Founded in 1509, Brasenose College has a long and interesting history. These pages provide a brief introduction to the subject, detailing the history of its people and buildings and its customs and traditions. You will even find out where the name Brasenose comes from.
Before the foundation of Brasenose College part of the site was occupied by Brasenose Hall, one of the mediaeval Oxford institutions which began as lodging houses and gradually became more formal places of learning. The transformation of Brasenose Hall into Brasenose College was so smooth that it is difficult to give an exact date to the change.
A quarry in Headington was leased to provide stone for the new buildings on 19 June 1509 and this is the year which Brasenose keeps as its foundation. The royal Charter which established the body of Principal and Fellows is dated 15 January 1511/12. It established a College to be called 'The King's Hall and College of Brasenose' (in this sense Brasenose Hall still exists) for the study of sophistry, logic, philosophy and, above all, theology.
The founders of Brasenose College were Sir Richard Sutton, a lawyer, and William Smyth, Bishop of Lincoln. Both were from the north west and the College has retained strong links with Cheshire and Lancashire throughout its history. The Bishop provided for the expenses of the building and the lawyer acquired the property for the site.
There may not have been any undergraduates at all in the beginning, but at the end of the first hundred years there were 28 fellows and 87 undergraduates. Three of the early fellows gained notoriety, at least locally. One of them, William Eley, was at the execution of Thomas Cranmer in 1556, and is recorded as having disputed with him whilst he was actually burning at the stake. Another, named William Sutton, kept the wife of a Chipping Norton tradesman in a love nest, leading to an open fight with the constables of the town. We do not know what Roland Messenger, the very first Bursar, did, but each new fellow had to swear not to admit him to the College for more than one day; new fellows continued to swear this for over three hundred years.
During the first half of the seventeenth century Brasenose suffered recurring financial problems and by the 1640s the College was very poor and deeply in debt, owing £1,400 to tradesmen. These problems had not been solved when the Civil War began and Charles I made Oxford his headquarters. The city became an armed camp and academic life more or less ceased. Although Brasenose had hitherto had a Puritan reputation it joined the other colleges in supporting the king, giving up most of the silver for the war effort. When the Parliamentary authorities finally took over the University the Principal of Brasenose, Samuel Radcliffe, was one of those who refused to recognize their authority. He ignored orders expelling him from his position and remained defiant to the end, dying in the Principal's Lodgings six months later.
The eighteenth century was the period of the drunken Oxford undergraduate and the prosperous Brasenose fellow. Most of Oxford was Jacobite in sympathy, supporting the ousted royal line of James II after the Glorious Revolution of 1688, and Brasenose was no exception, having a strongly Jacobite Principal between 1710 and 1745 in Robert Shippen.
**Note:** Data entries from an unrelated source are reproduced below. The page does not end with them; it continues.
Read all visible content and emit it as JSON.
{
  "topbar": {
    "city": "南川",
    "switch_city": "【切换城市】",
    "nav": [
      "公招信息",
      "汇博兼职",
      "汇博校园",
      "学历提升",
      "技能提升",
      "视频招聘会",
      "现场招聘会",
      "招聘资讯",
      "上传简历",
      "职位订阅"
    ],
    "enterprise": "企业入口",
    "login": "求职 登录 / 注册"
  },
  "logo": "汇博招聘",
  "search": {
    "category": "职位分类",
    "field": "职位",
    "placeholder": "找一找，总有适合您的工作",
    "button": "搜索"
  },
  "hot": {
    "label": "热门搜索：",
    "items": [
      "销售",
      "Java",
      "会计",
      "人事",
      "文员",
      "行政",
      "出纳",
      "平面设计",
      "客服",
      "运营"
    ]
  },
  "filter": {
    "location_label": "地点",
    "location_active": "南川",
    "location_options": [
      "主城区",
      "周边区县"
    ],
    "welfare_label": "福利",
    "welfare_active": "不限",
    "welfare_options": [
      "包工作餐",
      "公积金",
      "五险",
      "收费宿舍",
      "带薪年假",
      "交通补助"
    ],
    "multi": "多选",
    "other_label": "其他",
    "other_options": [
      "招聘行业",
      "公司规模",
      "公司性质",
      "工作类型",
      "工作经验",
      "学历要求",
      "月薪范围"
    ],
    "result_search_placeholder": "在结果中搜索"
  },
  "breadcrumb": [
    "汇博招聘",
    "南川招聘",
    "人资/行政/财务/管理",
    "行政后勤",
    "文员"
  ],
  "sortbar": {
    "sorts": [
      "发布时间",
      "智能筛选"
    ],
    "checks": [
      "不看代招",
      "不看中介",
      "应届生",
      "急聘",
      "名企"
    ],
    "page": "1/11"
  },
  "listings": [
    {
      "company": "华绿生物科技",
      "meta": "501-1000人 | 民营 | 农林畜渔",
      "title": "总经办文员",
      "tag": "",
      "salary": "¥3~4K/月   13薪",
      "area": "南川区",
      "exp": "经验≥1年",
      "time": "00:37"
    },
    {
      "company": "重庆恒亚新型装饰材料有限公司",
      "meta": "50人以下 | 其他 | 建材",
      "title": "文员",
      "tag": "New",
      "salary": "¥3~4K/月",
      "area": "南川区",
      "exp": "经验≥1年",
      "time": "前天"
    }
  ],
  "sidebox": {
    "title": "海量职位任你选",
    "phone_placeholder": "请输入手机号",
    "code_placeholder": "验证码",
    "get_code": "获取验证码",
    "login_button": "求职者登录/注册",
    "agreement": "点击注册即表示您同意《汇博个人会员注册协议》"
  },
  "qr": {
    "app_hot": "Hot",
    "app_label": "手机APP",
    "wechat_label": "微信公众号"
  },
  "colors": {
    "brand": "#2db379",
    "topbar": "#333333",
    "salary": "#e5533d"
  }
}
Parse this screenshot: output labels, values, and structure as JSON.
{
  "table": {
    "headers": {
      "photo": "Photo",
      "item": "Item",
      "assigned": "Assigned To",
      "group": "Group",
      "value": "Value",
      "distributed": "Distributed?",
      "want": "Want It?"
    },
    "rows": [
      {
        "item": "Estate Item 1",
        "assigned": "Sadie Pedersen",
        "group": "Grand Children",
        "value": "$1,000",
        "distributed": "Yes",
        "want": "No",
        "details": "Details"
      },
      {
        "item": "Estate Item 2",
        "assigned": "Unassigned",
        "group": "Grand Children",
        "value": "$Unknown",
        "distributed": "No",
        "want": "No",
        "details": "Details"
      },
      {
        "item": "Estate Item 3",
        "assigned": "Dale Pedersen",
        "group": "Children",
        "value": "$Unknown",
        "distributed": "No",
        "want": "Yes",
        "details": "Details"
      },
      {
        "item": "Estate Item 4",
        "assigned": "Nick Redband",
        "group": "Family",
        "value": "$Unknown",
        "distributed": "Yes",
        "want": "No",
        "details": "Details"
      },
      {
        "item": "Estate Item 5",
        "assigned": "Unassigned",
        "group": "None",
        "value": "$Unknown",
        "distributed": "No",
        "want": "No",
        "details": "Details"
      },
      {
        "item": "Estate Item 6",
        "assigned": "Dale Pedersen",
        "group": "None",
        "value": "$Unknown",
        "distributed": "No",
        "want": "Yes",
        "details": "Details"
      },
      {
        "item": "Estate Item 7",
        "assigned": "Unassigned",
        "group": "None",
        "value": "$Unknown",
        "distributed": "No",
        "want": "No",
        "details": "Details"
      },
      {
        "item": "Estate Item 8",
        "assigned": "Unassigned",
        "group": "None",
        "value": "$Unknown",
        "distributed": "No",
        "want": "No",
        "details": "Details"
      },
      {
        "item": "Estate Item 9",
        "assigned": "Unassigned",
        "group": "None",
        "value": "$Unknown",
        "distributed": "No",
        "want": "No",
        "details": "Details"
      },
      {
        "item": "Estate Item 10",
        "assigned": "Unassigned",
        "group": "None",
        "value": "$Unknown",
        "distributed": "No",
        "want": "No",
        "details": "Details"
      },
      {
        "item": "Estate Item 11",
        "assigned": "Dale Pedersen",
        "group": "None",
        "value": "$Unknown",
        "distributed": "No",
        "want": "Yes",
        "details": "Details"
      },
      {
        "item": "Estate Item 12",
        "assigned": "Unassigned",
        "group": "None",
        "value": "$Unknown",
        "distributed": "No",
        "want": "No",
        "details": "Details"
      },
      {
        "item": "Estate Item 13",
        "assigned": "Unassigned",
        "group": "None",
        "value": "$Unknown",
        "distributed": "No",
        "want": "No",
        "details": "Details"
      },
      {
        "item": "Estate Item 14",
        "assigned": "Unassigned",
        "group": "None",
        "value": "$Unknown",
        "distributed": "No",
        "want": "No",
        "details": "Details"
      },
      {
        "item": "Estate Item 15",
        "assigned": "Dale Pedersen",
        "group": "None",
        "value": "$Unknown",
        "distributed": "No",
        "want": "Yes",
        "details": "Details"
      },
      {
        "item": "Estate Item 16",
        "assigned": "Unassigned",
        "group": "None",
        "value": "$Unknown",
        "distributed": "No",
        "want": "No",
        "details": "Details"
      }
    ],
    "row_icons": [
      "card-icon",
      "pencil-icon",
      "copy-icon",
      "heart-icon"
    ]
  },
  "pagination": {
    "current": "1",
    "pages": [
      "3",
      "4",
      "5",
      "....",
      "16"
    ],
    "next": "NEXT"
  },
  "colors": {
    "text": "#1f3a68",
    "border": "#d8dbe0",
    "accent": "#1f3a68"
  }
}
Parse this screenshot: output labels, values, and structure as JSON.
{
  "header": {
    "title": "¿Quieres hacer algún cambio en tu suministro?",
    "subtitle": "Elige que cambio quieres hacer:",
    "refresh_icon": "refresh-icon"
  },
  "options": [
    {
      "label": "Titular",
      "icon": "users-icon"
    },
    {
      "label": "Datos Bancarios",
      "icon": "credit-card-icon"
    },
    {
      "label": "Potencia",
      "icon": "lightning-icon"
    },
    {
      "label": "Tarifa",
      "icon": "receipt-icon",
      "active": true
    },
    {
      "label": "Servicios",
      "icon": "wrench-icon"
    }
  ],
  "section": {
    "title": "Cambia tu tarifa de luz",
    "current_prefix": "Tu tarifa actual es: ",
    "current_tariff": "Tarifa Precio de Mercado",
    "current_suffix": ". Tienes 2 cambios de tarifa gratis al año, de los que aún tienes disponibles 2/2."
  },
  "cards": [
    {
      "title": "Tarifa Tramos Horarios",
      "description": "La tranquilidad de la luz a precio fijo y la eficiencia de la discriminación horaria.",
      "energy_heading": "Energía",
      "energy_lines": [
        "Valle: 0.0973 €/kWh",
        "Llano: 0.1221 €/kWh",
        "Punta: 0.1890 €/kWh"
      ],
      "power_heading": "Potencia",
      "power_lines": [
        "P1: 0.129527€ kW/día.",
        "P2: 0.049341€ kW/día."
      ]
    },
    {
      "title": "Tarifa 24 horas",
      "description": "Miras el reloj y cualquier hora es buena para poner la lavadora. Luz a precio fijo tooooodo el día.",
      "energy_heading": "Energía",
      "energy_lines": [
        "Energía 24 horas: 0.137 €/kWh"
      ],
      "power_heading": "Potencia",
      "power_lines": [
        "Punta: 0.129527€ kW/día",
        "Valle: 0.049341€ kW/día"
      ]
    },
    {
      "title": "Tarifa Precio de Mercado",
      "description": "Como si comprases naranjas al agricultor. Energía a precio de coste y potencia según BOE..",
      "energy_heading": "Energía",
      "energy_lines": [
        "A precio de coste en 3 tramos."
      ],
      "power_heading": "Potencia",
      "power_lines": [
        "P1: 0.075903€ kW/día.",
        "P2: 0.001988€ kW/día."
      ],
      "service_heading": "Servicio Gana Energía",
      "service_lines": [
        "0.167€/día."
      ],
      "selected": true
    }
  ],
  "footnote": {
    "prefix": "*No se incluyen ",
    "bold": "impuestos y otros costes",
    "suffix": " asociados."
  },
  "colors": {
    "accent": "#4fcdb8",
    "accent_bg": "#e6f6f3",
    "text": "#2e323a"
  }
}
He was described as 'a worldly man, having no small stock of confidence and nothing of letters, having wheedled himself into the affections of the great part of the College who expected to live easy under him without prosecution of studies'.
By this time the College had the reputation of being one of the wealthiest in Oxford and it had become the college of the country gentry, a place where the sons of gentlemen got a modicum of education and did a great deal of horse racing and fox hunting. However, the wealth was unfairly divided. From early days part of the revenue from the granting of leases by the College had been divided between the Principal and the six senior fellows, resulting in many complaints by the junior fellows, who could barely scratch a living. Of course the solution was for the juniors to reform the position when they became seniors, but somehow when they were promoted they seemed to lose their sense of the iniquity of the system. By the eighteenth century disputes between junior and senior fellows were the principal feature of College politics, hardly surprising when the senior fellows were earning five times as much as the juniors. The gap was to widen still further before the mid nineteenth century parliamentary reforms of the University.
Before the nineteenth century organized games were not usual for undergraduates; indeed some were actively forbidden. The growth of sport in Oxford was mostly due to the influence of the public schools. Rowing came first, followed by cricket. Brasenose was an early leader in Oxford sport and in the nineteenth century it acquired a great sporting reputation, rowing head of the river for many years and at one stage providing no fewer than eight members of the University cricket team. The greatest change in the history of the College took place in 1971, when the statutes were changed to allow the admission of women. The first woman lecturer was appointed in 1972 and the first women undergraduates arrived in 1974.